Required work:
Every line of the records that holds the word "load" should be copied out.

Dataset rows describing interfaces

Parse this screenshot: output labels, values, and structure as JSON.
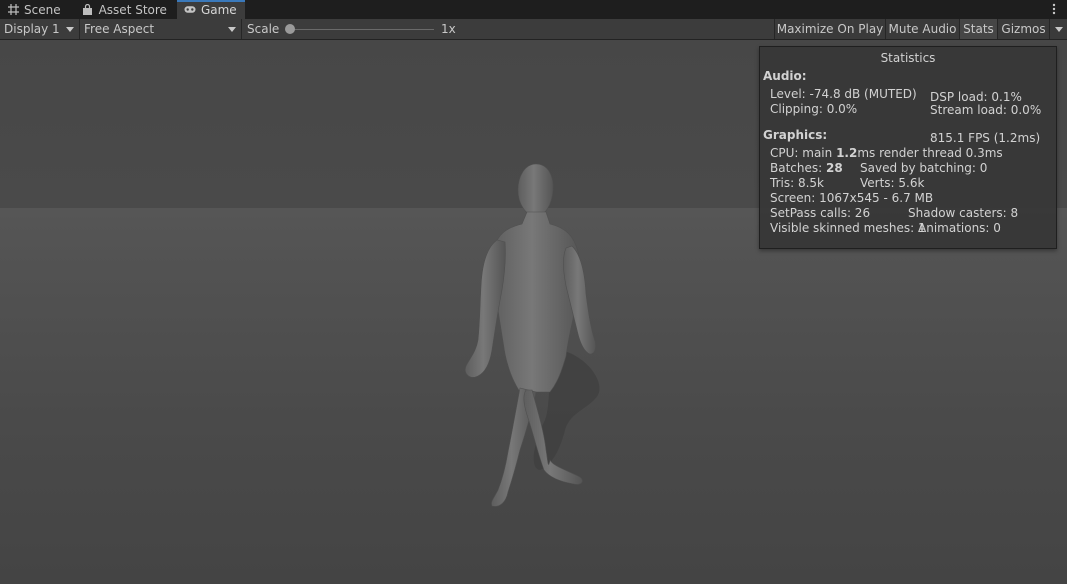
{
  "tabs": [
    {
      "label": "Scene",
      "icon": "grid-icon"
    },
    {
      "label": "Asset Store",
      "icon": "bag-icon"
    },
    {
      "label": "Game",
      "icon": "gamepad-icon",
      "active": true
    }
  ],
  "toolbar": {
    "display": "Display 1",
    "aspect": "Free Aspect",
    "scale_label": "Scale",
    "scale_value": "1x",
    "scale_level": 0.0,
    "maximize": "Maximize On Play",
    "mute": "Mute Audio",
    "stats": "Stats",
    "gizmos": "Gizmos"
  },
  "stats": {
    "title": "Statistics",
    "audio_header": "Audio:",
    "level": "Level: -74.8 dB (MUTED)",
    "clipping": "Clipping: 0.0%",
    "dsp": "DSP load: 0.1%",
    "stream": "Stream load: 0.0%",
    "graphics_header": "Graphics:",
    "fps": "815.1 FPS (1.2ms)",
    "cpu_prefix": "CPU: main ",
    "cpu_main": "1.2",
    "cpu_suffix": "ms  render thread 0.3ms",
    "batches_prefix": "Batches: ",
    "batches": "28",
    "saved": "Saved by batching: 0",
    "tris": "Tris: 8.5k",
    "verts": "Verts: 5.6k",
    "screen": "Screen: 1067x545 - 6.7 MB",
    "setpass": "SetPass calls: 26",
    "shadow": "Shadow casters: 8",
    "skinned": "Visible skinned meshes: 1",
    "animations": "Animations: 0"
  },
  "colors": {
    "tab_bar": "#1e1e1e",
    "toolbar": "#3c3c3c",
    "accent": "#3a79bb",
    "character": "#6e6e6e"
  }
}
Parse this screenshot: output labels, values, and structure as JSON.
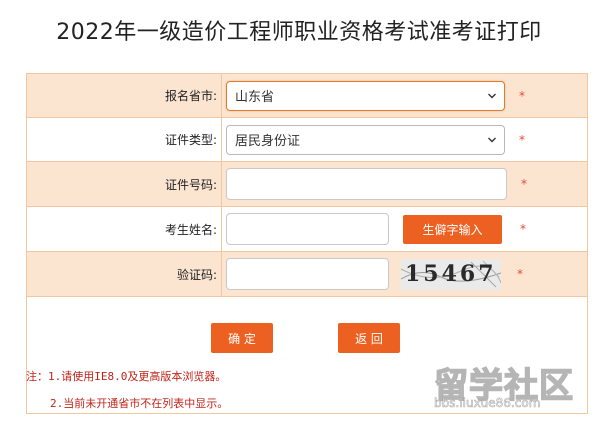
{
  "page": {
    "title": "2022年一级造价工程师职业资格考试准考证打印"
  },
  "form": {
    "province": {
      "label": "报名省市:",
      "value": "山东省"
    },
    "id_type": {
      "label": "证件类型:",
      "value": "居民身份证"
    },
    "id_number": {
      "label": "证件号码:",
      "value": "",
      "placeholder": ""
    },
    "name": {
      "label": "考生姓名:",
      "value": "",
      "rare_char_button": "生僻字输入"
    },
    "captcha": {
      "label": "验证码:",
      "value": "",
      "image_text": "15467"
    },
    "required_mark": "*"
  },
  "buttons": {
    "confirm": "确 定",
    "back": "返 回"
  },
  "notes": {
    "line1": "注：1.请使用IE8.0及更高版本浏览器。",
    "line2": "2.当前未开通省市不在列表中显示。"
  },
  "watermark": {
    "text": "留学社区",
    "url": "bbs.liuxue86.com"
  },
  "colors": {
    "accent": "#ec6121",
    "row_tint": "#fbe5d1",
    "border": "#f1c7a2",
    "note_red": "#c0241a"
  }
}
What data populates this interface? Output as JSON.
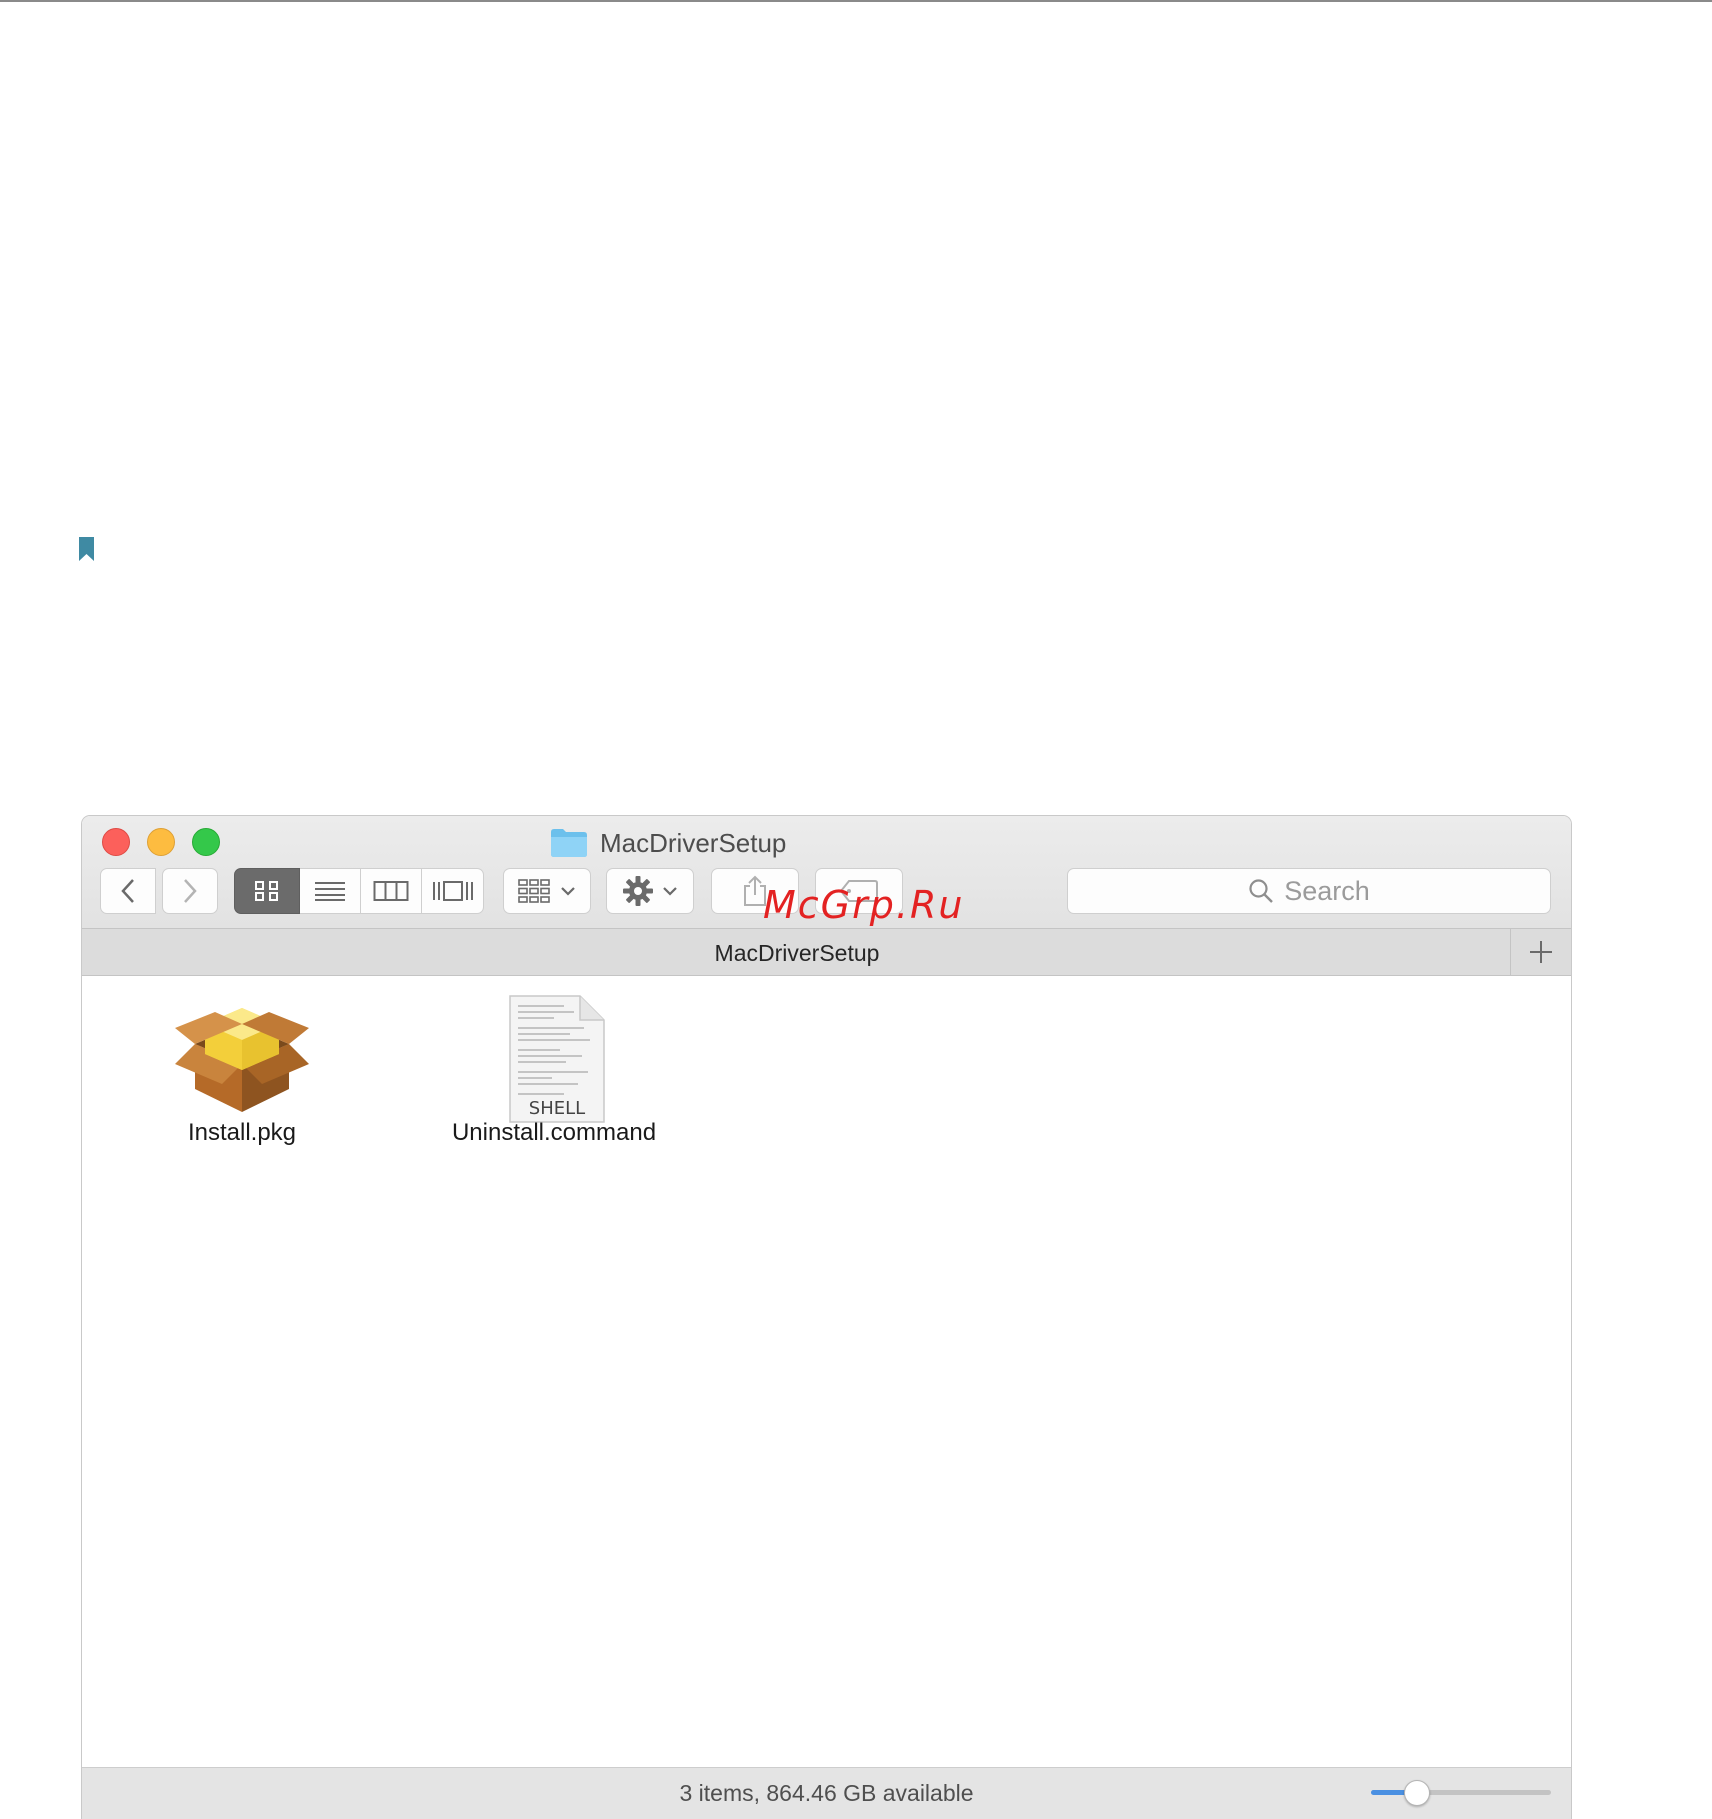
{
  "window": {
    "title": "MacDriverSetup",
    "path_label": "MacDriverSetup"
  },
  "toolbar": {
    "search_placeholder": "Search",
    "view_modes": [
      "icon-view",
      "list-view",
      "column-view",
      "cover-flow-view"
    ],
    "active_view": "icon-view"
  },
  "files": [
    {
      "name": "Install.pkg",
      "icon": "package-icon"
    },
    {
      "name": "Uninstall.command",
      "icon": "shell-script-icon",
      "badge": "SHELL"
    }
  ],
  "status": {
    "text": "3 items, 864.46 GB available",
    "icon_size_fraction": 0.25
  },
  "colors": {
    "close": "#fc605b",
    "minimize": "#fdbc40",
    "maximize": "#34c84a",
    "accent": "#4a90e2",
    "watermark": "#e32222",
    "bookmark": "#3f8aa3"
  },
  "watermark": "McGrp.Ru"
}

Task output:
    "dsp": "DSP load: 0.1%",
    "stream": "Stream load: 0.0%",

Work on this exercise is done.